Requirement:
Could you reproduce all of the entries below without a single change?
= = = = = = =
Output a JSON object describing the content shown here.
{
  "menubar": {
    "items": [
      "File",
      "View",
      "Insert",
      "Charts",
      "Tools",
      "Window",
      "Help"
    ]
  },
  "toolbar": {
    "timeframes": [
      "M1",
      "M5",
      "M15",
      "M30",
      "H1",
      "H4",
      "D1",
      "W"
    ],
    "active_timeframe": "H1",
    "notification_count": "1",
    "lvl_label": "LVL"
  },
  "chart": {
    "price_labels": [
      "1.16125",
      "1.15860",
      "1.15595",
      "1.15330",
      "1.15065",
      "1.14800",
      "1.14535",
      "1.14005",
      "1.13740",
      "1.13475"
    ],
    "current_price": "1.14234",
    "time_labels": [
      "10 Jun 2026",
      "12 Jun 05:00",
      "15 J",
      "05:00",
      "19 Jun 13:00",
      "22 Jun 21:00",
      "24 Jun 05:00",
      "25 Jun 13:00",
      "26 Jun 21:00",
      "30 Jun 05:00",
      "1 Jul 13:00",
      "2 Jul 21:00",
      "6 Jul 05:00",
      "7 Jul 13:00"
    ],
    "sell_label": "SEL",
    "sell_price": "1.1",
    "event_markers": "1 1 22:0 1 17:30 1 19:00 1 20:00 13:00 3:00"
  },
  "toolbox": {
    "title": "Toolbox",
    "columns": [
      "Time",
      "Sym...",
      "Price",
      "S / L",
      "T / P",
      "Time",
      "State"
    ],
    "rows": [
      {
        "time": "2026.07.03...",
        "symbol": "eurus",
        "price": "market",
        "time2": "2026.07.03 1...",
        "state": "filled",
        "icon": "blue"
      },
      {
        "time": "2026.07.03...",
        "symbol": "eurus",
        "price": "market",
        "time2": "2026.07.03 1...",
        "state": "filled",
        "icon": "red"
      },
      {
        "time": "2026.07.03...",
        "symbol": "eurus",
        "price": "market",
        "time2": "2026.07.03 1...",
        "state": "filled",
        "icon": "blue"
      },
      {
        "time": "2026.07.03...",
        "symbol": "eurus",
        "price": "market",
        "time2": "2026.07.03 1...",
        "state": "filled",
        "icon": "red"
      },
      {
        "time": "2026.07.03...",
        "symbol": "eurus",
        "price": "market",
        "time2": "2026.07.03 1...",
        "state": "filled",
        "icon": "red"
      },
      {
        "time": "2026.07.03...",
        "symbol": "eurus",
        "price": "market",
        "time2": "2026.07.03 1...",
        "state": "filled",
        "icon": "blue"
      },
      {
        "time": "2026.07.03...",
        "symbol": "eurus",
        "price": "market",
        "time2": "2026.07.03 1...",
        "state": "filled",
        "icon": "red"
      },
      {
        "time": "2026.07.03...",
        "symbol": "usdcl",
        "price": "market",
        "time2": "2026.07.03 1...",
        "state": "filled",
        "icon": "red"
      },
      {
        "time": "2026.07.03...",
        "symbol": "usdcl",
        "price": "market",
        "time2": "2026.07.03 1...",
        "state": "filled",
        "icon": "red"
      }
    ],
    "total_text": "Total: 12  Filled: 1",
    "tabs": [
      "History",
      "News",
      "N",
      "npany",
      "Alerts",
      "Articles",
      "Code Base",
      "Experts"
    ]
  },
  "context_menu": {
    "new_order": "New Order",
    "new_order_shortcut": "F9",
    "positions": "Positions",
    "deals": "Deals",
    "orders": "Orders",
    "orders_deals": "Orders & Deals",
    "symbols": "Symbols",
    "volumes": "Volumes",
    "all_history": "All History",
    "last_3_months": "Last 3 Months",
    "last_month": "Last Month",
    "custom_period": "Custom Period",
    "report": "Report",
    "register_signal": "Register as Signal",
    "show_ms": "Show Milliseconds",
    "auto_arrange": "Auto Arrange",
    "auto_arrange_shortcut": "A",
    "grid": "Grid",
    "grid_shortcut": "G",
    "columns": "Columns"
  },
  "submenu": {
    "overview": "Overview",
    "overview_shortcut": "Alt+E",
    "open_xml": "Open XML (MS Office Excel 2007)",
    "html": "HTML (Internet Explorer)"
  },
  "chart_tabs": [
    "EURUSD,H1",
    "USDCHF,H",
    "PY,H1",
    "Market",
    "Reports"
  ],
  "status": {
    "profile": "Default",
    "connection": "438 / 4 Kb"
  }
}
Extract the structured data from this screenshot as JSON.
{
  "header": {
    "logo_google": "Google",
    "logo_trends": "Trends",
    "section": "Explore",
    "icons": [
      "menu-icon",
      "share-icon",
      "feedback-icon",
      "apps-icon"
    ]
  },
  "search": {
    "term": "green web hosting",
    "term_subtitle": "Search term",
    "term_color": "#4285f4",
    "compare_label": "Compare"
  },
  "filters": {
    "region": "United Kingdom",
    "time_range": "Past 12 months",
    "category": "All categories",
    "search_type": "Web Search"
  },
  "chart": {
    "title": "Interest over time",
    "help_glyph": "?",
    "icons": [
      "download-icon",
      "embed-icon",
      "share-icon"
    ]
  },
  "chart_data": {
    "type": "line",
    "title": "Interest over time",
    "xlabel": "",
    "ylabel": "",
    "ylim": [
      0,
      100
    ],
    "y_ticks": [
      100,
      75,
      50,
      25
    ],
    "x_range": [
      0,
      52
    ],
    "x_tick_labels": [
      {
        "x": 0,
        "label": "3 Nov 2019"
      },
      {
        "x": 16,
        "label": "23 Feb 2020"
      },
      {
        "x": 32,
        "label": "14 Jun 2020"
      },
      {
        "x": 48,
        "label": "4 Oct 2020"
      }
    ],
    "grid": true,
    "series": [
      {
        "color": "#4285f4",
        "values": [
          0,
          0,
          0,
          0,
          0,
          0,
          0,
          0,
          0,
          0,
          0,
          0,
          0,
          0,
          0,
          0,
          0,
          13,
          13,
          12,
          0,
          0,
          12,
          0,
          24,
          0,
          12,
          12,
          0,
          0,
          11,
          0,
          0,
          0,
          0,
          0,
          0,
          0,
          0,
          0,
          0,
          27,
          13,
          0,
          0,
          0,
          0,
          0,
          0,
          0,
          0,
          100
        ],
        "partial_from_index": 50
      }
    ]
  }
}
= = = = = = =
Exercise response:
Output a JSON object describing the content shown here.
{
  "menubar": {
    "items": [
      "File",
      "View",
      "Insert",
      "Charts",
      "Tools",
      "Window",
      "Help"
    ]
  },
  "toolbar": {
    "timeframes": [
      "M1",
      "M5",
      "M15",
      "M30",
      "H1",
      "H4",
      "D1",
      "W"
    ],
    "active_timeframe": "H1",
    "notification_count": "1",
    "lvl_label": "LVL"
  },
  "chart": {
    "price_labels": [
      "1.16125",
      "1.15860",
      "1.15595",
      "1.15330",
      "1.15065",
      "1.14800",
      "1.14535",
      "1.14005",
      "1.13740",
      "1.13475"
    ],
    "current_price": "1.14234",
    "time_labels": [
      "10 Jun 2026",
      "12 Jun 05:00",
      "15 J",
      "05:00",
      "19 Jun 13:00",
      "22 Jun 21:00",
      "24 Jun 05:00",
      "25 Jun 13:00",
      "26 Jun 21:00",
      "30 Jun 05:00",
      "1 Jul 13:00",
      "2 Jul 21:00",
      "6 Jul 05:00",
      "7 Jul 13:00"
    ],
    "sell_label": "SEL",
    "sell_price": "1.1",
    "event_markers": "1 1 22:0 1 17:30 1 19:00 1 20:00 13:00 3:00"
  },
  "toolbox": {
    "title": "Toolbox",
    "columns": [
      "Time",
      "Sym...",
      "Price",
      "S / L",
      "T / P",
      "Time",
      "State"
    ],
    "rows": [
      {
        "time": "2026.07.03...",
        "symbol": "eurus",
        "price": "market",
        "time2": "2026.07.03 1...",
        "state": "filled",
        "icon": "blue"
      },
      {
        "time": "2026.07.03...",
        "symbol": "eurus",
        "price": "market",
        "time2": "2026.07.03 1...",
        "state": "filled",
        "icon": "red"
      },
      {
        "time": "2026.07.03...",
        "symbol": "eurus",
        "price": "market",
        "time2": "2026.07.03 1...",
        "state": "filled",
        "icon": "blue"
      },
      {
        "time": "2026.07.03...",
        "symbol": "eurus",
        "price": "market",
        "time2": "2026.07.03 1...",
        "state": "filled",
        "icon": "red"
      },
      {
        "time": "2026.07.03...",
        "symbol": "eurus",
        "price": "market",
        "time2": "2026.07.03 1...",
        "state": "filled",
        "icon": "red"
      },
      {
        "time": "2026.07.03...",
        "symbol": "eurus",
        "price": "market",
        "time2": "2026.07.03 1...",
        "state": "filled",
        "icon": "blue"
      },
      {
        "time": "2026.07.03...",
        "symbol": "eurus",
        "price": "market",
        "time2": "2026.07.03 1...",
        "state": "filled",
        "icon": "red"
      },
      {
        "time": "2026.07.03...",
        "symbol": "usdcl",
        "price": "market",
        "time2": "2026.07.03 1...",
        "state": "filled",
        "icon": "red"
      },
      {
        "time": "2026.07.03...",
        "symbol": "usdcl",
        "price": "market",
        "time2": "2026.07.03 1...",
        "state": "filled",
        "icon": "red"
      }
    ],
    "total_text": "Total: 12  Filled: 1",
    "tabs": [
      "History",
      "News",
      "N",
      "npany",
      "Alerts",
      "Articles",
      "Code Base",
      "Experts"
    ]
  },
  "context_menu": {
    "new_order": "New Order",
    "new_order_shortcut": "F9",
    "positions": "Positions",
    "deals": "Deals",
    "orders": "Orders",
    "orders_deals": "Orders & Deals",
    "symbols": "Symbols",
    "volumes": "Volumes",
    "all_history": "All History",
    "last_3_months": "Last 3 Months",
    "last_month": "Last Month",
    "custom_period": "Custom Period",
    "report": "Report",
    "register_signal": "Register as Signal",
    "show_ms": "Show Milliseconds",
    "auto_arrange": "Auto Arrange",
    "auto_arrange_shortcut": "A",
    "grid": "Grid",
    "grid_shortcut": "G",
    "columns": "Columns"
  },
  "submenu": {
    "overview": "Overview",
    "overview_shortcut": "Alt+E",
    "open_xml": "Open XML (MS Office Excel 2007)",
    "html": "HTML (Internet Explorer)"
  },
  "chart_tabs": [
    "EURUSD,H1",
    "USDCHF,H",
    "PY,H1",
    "Market",
    "Reports"
  ],
  "status": {
    "profile": "Default",
    "connection": "438 / 4 Kb"
  }
}
Extract the structured data from this screenshot as JSON.
{
  "header": {
    "logo_google": "Google",
    "logo_trends": "Trends",
    "section": "Explore",
    "icons": [
      "menu-icon",
      "share-icon",
      "feedback-icon",
      "apps-icon"
    ]
  },
  "search": {
    "term": "green web hosting",
    "term_subtitle": "Search term",
    "term_color": "#4285f4",
    "compare_label": "Compare"
  },
  "filters": {
    "region": "United Kingdom",
    "time_range": "Past 12 months",
    "category": "All categories",
    "search_type": "Web Search"
  },
  "chart": {
    "title": "Interest over time",
    "help_glyph": "?",
    "icons": [
      "download-icon",
      "embed-icon",
      "share-icon"
    ]
  },
  "chart_data": {
    "type": "line",
    "title": "Interest over time",
    "xlabel": "",
    "ylabel": "",
    "ylim": [
      0,
      100
    ],
    "y_ticks": [
      100,
      75,
      50,
      25
    ],
    "x_range": [
      0,
      52
    ],
    "x_tick_labels": [
      {
        "x": 0,
        "label": "3 Nov 2019"
      },
      {
        "x": 16,
        "label": "23 Feb 2020"
      },
      {
        "x": 32,
        "label": "14 Jun 2020"
      },
      {
        "x": 48,
        "label": "4 Oct 2020"
      }
    ],
    "grid": true,
    "series": [
      {
        "color": "#4285f4",
        "values": [
          0,
          0,
          0,
          0,
          0,
          0,
          0,
          0,
          0,
          0,
          0,
          0,
          0,
          0,
          0,
          0,
          0,
          13,
          13,
          12,
          0,
          0,
          12,
          0,
          24,
          0,
          12,
          12,
          0,
          0,
          11,
          0,
          0,
          0,
          0,
          0,
          0,
          0,
          0,
          0,
          0,
          27,
          13,
          0,
          0,
          0,
          0,
          0,
          0,
          0,
          0,
          100
        ],
        "partial_from_index": 50
      }
    ]
  }
}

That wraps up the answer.